If you can afford the additional risk, going for some additional yield makes sense -- as long as you’re diversified. While no principal is guaranteed in any bond mutual or exchange-traded fund, you may be able to boost your yield several percentage points.
When you move up the yield curve, take a close look at duration, a measure of the percentage decline expected in that fund if rates rise 1 percentage point. This is an essential risk gauge for any income investor. Generally, the longer the duration, the more money you can lose if rates rise.

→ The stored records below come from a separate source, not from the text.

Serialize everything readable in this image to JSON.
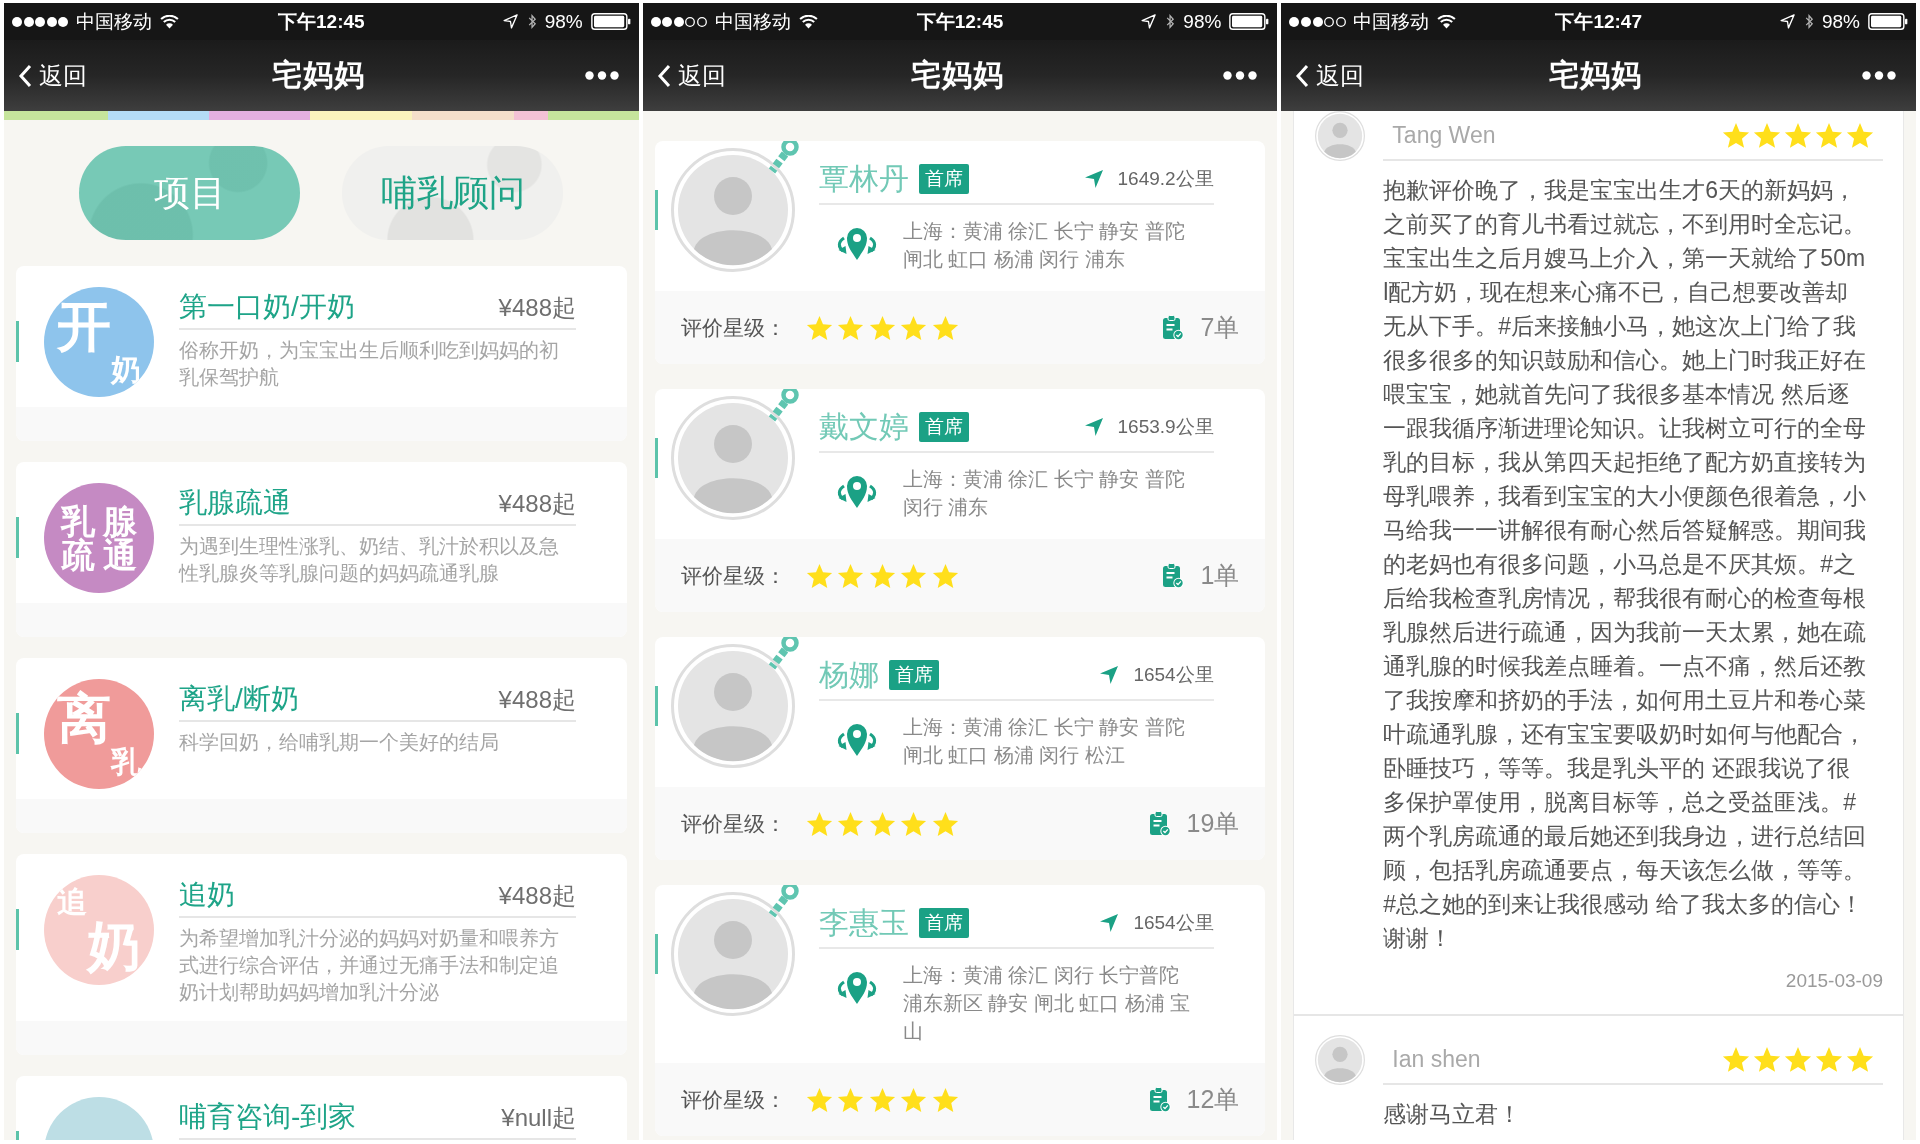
{
  "panels": [
    {
      "kind": "services",
      "status_bar": {
        "signal_dots": [
          {
            "on": true
          },
          {
            "on": true
          },
          {
            "on": true
          },
          {
            "on": true
          },
          {
            "on": true
          }
        ],
        "carrier": "中国移动",
        "time": "下午12:45",
        "battery": "98%"
      },
      "nav": {
        "back": "返回",
        "title": "宅妈妈"
      },
      "tabs": [
        {
          "label": "项目",
          "selected": true
        },
        {
          "label": "哺乳顾问",
          "selected": false
        }
      ],
      "services": [
        {
          "title": "第一口奶/开奶",
          "price": "¥488起",
          "description": "俗称开奶，为宝宝出生后顺利吃到妈妈的初乳保驾护航",
          "logo": {
            "color": "#8ec4ec",
            "parts": [
              {
                "text": "开",
                "big": true
              },
              {
                "text": "奶",
                "big": false
              }
            ]
          }
        },
        {
          "title": "乳腺疏通",
          "price": "¥488起",
          "description": "为遇到生理性涨乳、奶结、乳汁於积以及急性乳腺炎等乳腺问题的妈妈疏通乳腺",
          "logo": {
            "color": "#c58ac3",
            "parts": [
              {
                "text": "乳",
                "big": false
              },
              {
                "text": "腺",
                "big": false
              },
              {
                "text": "疏",
                "big": false
              },
              {
                "text": "通",
                "big": false
              }
            ]
          }
        },
        {
          "title": "离乳/断奶",
          "price": "¥488起",
          "description": "科学回奶，给哺乳期一个美好的结局",
          "logo": {
            "color": "#f09b9a",
            "parts": [
              {
                "text": "离",
                "big": true
              },
              {
                "text": "乳",
                "big": false
              }
            ]
          }
        },
        {
          "title": "追奶",
          "price": "¥488起",
          "description": "为希望增加乳汁分泌的妈妈对奶量和喂养方式进行综合评估，并通过无痛手法和制定追奶计划帮助妈妈增加乳汁分泌",
          "logo": {
            "color": "#f8cfcc",
            "parts": [
              {
                "text": "追",
                "big": false
              },
              {
                "text": "奶",
                "big": true
              }
            ]
          }
        },
        {
          "title": "哺育咨询-到家",
          "price": "¥null起",
          "logo": {
            "color": "#bddee5"
          }
        }
      ]
    },
    {
      "kind": "consultants",
      "status_bar": {
        "signal_dots": [
          {
            "on": true
          },
          {
            "on": true
          },
          {
            "on": true
          },
          {
            "on": false
          },
          {
            "on": false
          }
        ],
        "carrier": "中国移动",
        "time": "下午12:45",
        "battery": "98%"
      },
      "nav": {
        "back": "返回",
        "title": "宅妈妈"
      },
      "consultants": [
        {
          "name": "覃林丹",
          "badge": "首席",
          "distance": "1649.2公里",
          "area": "上海：黄浦 徐汇 长宁 静安 普陀闸北 虹口 杨浦 闵行 浦东",
          "rating_label": "评价星级：",
          "stars": 5,
          "orders": "7单"
        },
        {
          "name": "戴文婷",
          "badge": "首席",
          "distance": "1653.9公里",
          "area": "上海：黄浦 徐汇 长宁 静安 普陀闵行 浦东",
          "rating_label": "评价星级：",
          "stars": 5,
          "orders": "1单"
        },
        {
          "name": "杨娜",
          "badge": "首席",
          "distance": "1654公里",
          "area": "上海：黄浦 徐汇 长宁 静安 普陀闸北 虹口 杨浦 闵行 松江",
          "rating_label": "评价星级：",
          "stars": 5,
          "orders": "19单"
        },
        {
          "name": "李惠玉",
          "badge": "首席",
          "distance": "1654公里",
          "area": "上海：黄浦 徐汇 闵行 长宁普陀浦东新区 静安 闸北 虹口 杨浦 宝山",
          "rating_label": "评价星级：",
          "stars": 5,
          "orders": "12单"
        }
      ]
    },
    {
      "kind": "reviews",
      "status_bar": {
        "signal_dots": [
          {
            "on": true
          },
          {
            "on": true
          },
          {
            "on": true
          },
          {
            "on": false
          },
          {
            "on": false
          }
        ],
        "carrier": "中国移动",
        "time": "下午12:47",
        "battery": "98%"
      },
      "nav": {
        "back": "返回",
        "title": "宅妈妈"
      },
      "reviews": [
        {
          "name": "Tang Wen",
          "stars": 5,
          "text": "抱歉评价晚了，我是宝宝出生才6天的新妈妈，之前买了的育儿书看过就忘，不到用时全忘记。宝宝出生之后月嫂马上介入，第一天就给了50ml配方奶，现在想来心痛不已，自己想要改善却无从下手。#后来接触小马，她这次上门给了我很多很多的知识鼓励和信心。她上门时我正好在喂宝宝，她就首先问了我很多基本情况 然后逐一跟我循序渐进理论知识。让我树立可行的全母乳的目标，我从第四天起拒绝了配方奶直接转为母乳喂养，我看到宝宝的大小便颜色很着急，小马给我一一讲解很有耐心然后答疑解惑。期间我的老妈也有很多问题，小马总是不厌其烦。#之后给我检查乳房情况，帮我很有耐心的检查每根乳腺然后进行疏通，因为我前一天太累，她在疏通乳腺的时候我差点睡着。一点不痛，然后还教了我按摩和挤奶的手法，如何用土豆片和卷心菜叶疏通乳腺，还有宝宝要吸奶时如何与他配合，卧睡技巧，等等。我是乳头平的 还跟我说了很多保护罩使用，脱离目标等，总之受益匪浅。#两个乳房疏通的最后她还到我身边，进行总结回顾，包括乳房疏通要点，每天该怎么做，等等。#总之她的到来让我很感动 给了我太多的信心！谢谢！",
          "date": "2015-03-09"
        },
        {
          "name": "Ian shen",
          "stars": 5,
          "text": "感谢马立君！"
        }
      ]
    }
  ]
}
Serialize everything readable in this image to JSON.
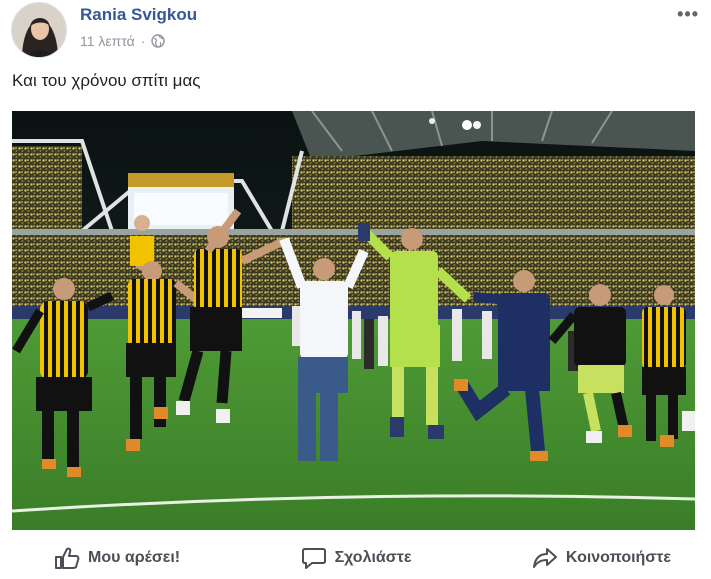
{
  "post": {
    "author": "Rania Svigkou",
    "time": "11 λεπτά",
    "separator": "·",
    "privacy_icon": "globe-icon",
    "menu_icon": "more-options-icon",
    "menu_label": "•••",
    "text": "Και του χρόνου σπίτι μας"
  },
  "photo": {
    "subject": "football-celebration-photo"
  },
  "actions": {
    "like": {
      "label": "Μου αρέσει!",
      "icon": "thumbs-up-icon"
    },
    "comment": {
      "label": "Σχολιάστε",
      "icon": "comment-icon"
    },
    "share": {
      "label": "Κοινοποιήστε",
      "icon": "share-icon"
    }
  },
  "colors": {
    "author": "#365899",
    "meta": "#90949c",
    "action": "#4b4f56",
    "pitch": "#3f8a2e",
    "kit_yellow": "#f2c200",
    "kit_black": "#111111",
    "keeper_green": "#b4e04c",
    "staff_navy": "#1d2f63"
  }
}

Lawrence Weinman, a registered investment adviser in Los Angeles, points out that even a modest steepening of the yield curve in your portfolio can ratchet up risk dramatically.
For example, let’s say you moved your money from the Vanguard Intermediate Term Corporate Bond ETF (VCIT) to the company’s Long-Term Corporate ETF (VCLT). While you pick up 1.38 percentage points in additional yield, duration increases from 6 to 13 -- a more than doubling of risk. Weinman warns that the higher yield on the longer-term fund may not translate into a better risk-adjusted return.
“I‘m really cautious on long-term corporates,” Weinman says. Weinman suggests that a better, perhaps safer, core income holding is the Vanguard GNMA fund (VFIIX). The fund holds mortgage securities guaranteed by the full faith and credit of the U.S. Treasury and is yielding just over 3 percent. It’s considered an intermediate-term fund.
If the economy keeps recovering -- the recent U.S. jobs report lends credence to this idea -- credit risk for corporate bonds generally declines. Still, you need to be concerned about inflation, the prime enemy of bond funds in general.
Although they haven’t been a factor in the past three years, if energy prices remain high -- or rise even more -- and the economy reignites, this is another reason to keep your bond maturities low. Lately though, the Fed hasn’t been all that concerned about inflation. Housing prices keep falling in most cities, and there seems to be a modest rebound afoot tempered by European and Middle East anxieties. Wages haven’t followed an inflationary pattern.
That doesn’t mean you should forsake inflation protection. Typically that means inflation-indexed bonds. One way of sampling short-term U.S. Treasury Inflation-Protected bonds (or TIPs), is through the PIMCO 1-5 Year US TIPs fund (STPZ), Weinman suggests. The PIMCO fund is not an income play, as it’s reporting a negative yield. As with all TIPs at the moment, think of them as insulation from future shocks.
Want to play it ultra-safe? Buy short- and medium-maturity single Treasury bonds and hold them to maturity. You can buy conventional and inflation-adjusted bonds directly from the Treasury at treasury-direct.gov. If we return to a rising rate environment, as they mature, you can replace them with higher-yielding bonds without any loss of principal.
Another mistake to avoid is looking at what long-maturity bond funds returned last year and chasing those returns this year.
Remember that last year the U.S. and Euro debt crises triggered a flood into U.S.-backed bonds. With both of those situations stabilizing this year, you may not see a repeat of 2011. That’s the theory, anyway. Any major economic malady from Athens to Beijing could still blow that notion out of the water.
(The writer is a Reuters columnist. The opinions expressed are his own.)
Editing by Andrea Evans